Should every successful product launch involve some sort of dazzling spectacle? A new study in the Journal of Consumer Research tells us that this might be a great way to market an upgrade, but a flashy launch could backfire if a new product is truly innovative.
"The accepted wisdom is that consumers get excited about new and unique products they cannot immediately understand. However, these feelings of excitement can quickly change to tension and anxiety if we can't ultimately make sense of what a product does, especially if we are in a stimulating retail environment," write authors Theodore J. Noseworthy (York University), Fabrizio Di Muro (University of Winnipeg), and Kyle B. Murray (University of Alberta).
To understand the role of anxiety in the acceptance of new technology, the authors designed three studies based on existing research on innovative products like the Dyson Bladeless fan and Google Glass. In one study, consumers were asked to remain inactive, complete a moderate workout, or complete an intense aerobic workout. Everyone was then shown three different ads for the same product where the combination of text and photos either made sense, somewhat made sense, or were completely unrelated.
Consumers who had been inactive were less anxious and better able to accept and understand the completely unrelated ad than consumers in the other two groups. Consumers who had completed a moderate workout preferred the ad that somewhat made sense, while consumers who had completed an intense aerobic workout had negative feelings toward all three ads.

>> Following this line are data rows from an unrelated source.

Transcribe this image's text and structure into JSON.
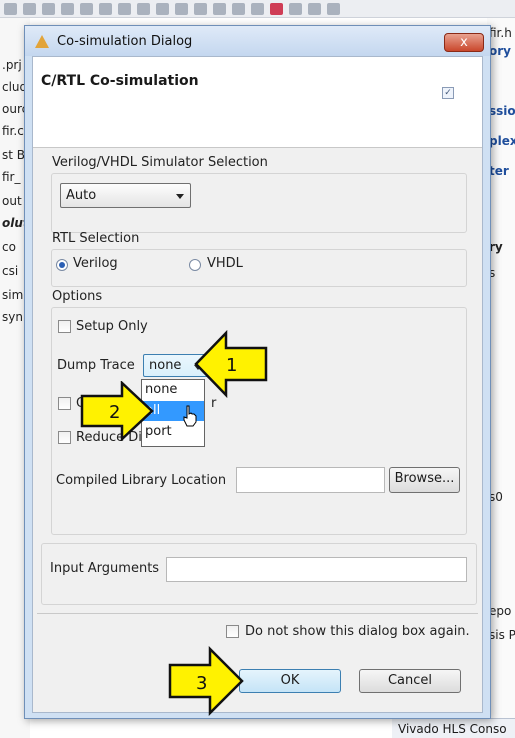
{
  "ide": {
    "left_fragments": [
      ".prj",
      "clud",
      "ourc",
      "fir.c",
      "st B",
      "fir_",
      "out",
      "oluti",
      "co",
      "csi",
      "sim",
      "syn"
    ],
    "right_fragments": [
      "fir.h",
      "ory",
      "ssio",
      "plex",
      "ter",
      "ry",
      "s",
      "s0",
      "epo",
      "sis P"
    ],
    "bottom_tab": "Vivado HLS Conso"
  },
  "dialog": {
    "title": "Co-simulation Dialog",
    "close_symbol": "x",
    "header_title": "C/RTL Co-simulation",
    "header_checkbox_mark": "✓",
    "simulator": {
      "label": "Verilog/VHDL Simulator Selection",
      "selected": "Auto"
    },
    "rtl": {
      "label": "RTL Selection",
      "options": [
        {
          "label": "Verilog",
          "selected": true
        },
        {
          "label": "VHDL",
          "selected": false
        }
      ]
    },
    "options": {
      "label": "Options",
      "setup_only": "Setup Only",
      "dump_trace_label": "Dump Trace",
      "dump_trace_value": "none",
      "dump_trace_choices": [
        "none",
        "all",
        "port"
      ],
      "hidden_option_partial": "O",
      "hidden_option_tail": "r",
      "reduce_diskspace": "Reduce Diskspace",
      "compiled_library_label": "Compiled Library Location",
      "compiled_library_value": "",
      "browse": "Browse..."
    },
    "input_arguments_label": "Input Arguments",
    "input_arguments_value": "",
    "dont_show": "Do not show this dialog box again.",
    "ok": "OK",
    "cancel": "Cancel"
  },
  "callouts": [
    "1",
    "2",
    "3"
  ],
  "colors": {
    "callout_fill": "#fff200",
    "selection": "#3399ff",
    "dialog_frame": "#cfe0f3"
  }
}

These findings run counter to the common practice of creating exciting rollouts for new high-tech products. Companies should seek a balance between creating the right amount of product hype and knowing how much excitement consumers can handle.
"Creating excitement around the launch of a mainstream product can be a good idea, but it may completely backfire when something is truly innovative. One of the most effective ways to launch a highly innovative product may just be to help consumers relax," the authors conclude.
Theodore J. Noseworthy, Fabrizio Di Muro, and Kyle B. Murray. "The Role of Arousal in Congruity-Based Product Evaluation." Journal of Consumer Research: December 2014.